Today, I spoke with Austin Keeling about his film The House on Pine Street, a psychological horror about a young woman coping with an unwanted pregnancy after moving into a seemingly haunted house.
Let me just say this up front, I love these kinds of horror films. The House on Pine Street allows us to insert our own horror because it activates the most powerful fear-generation machine in the world: our imaginations. This film is a throwback to the classics in the horror genre, it’s about the atmosphere and characters building to a real visceral sense of dread, rather than trying to frighten us with a rubber mask or a CGI character.

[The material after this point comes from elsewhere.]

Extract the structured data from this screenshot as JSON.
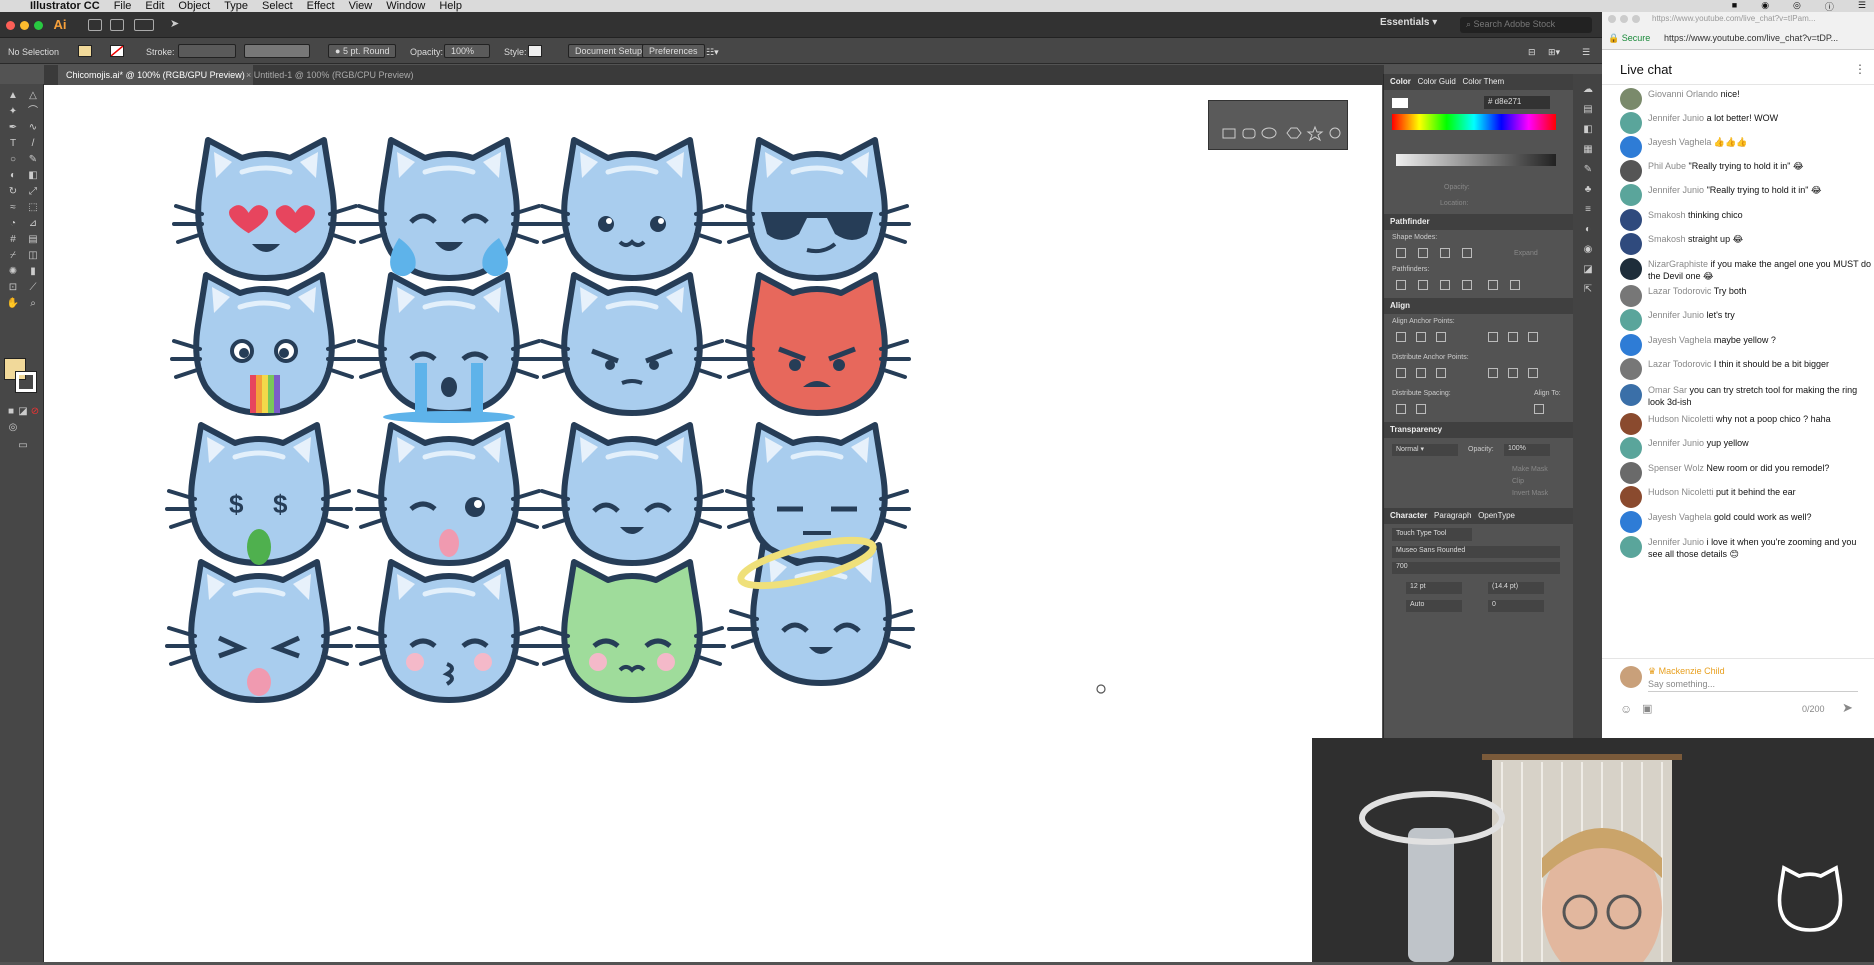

I’m in love with the films that go back to that old school methodology of experiencing fear. Once you see a monster it’s no longer frightening, so the biggest thing you can do to extend that fear and dread is to keep the monster in the shadows, both literally and figuratively. Austin and his team really wanted to spread the horror by keeping the film grounded in as much psychological fear rather than throwing monsters at the heroine and making her run for her life.
The real fear is the fear of the unknown.
What I hate about horror is how people rely on that “Blair Witch Shaky Cam” nonsense. Enough is enough. If its done well, and I mean REALLY well, it doesn’t hurt the film but I’m going to be completely honest, I’ve not seen a good shaky cam film in a very … very long time. Just stop. Please.
That being said, Austin and his team are a group of like-minded filmmakers who really know how to tell an awesome story. They’ve put together an outstanding film with a wonderful throwback concept and something that I recommend everyone check out. This film was made in 19 days, no break days, and no real downtime until it got finished. (Note: This is insane. Don’t do this.)
Anyway, check out The House on Pine Street and make sure to grab a copy here.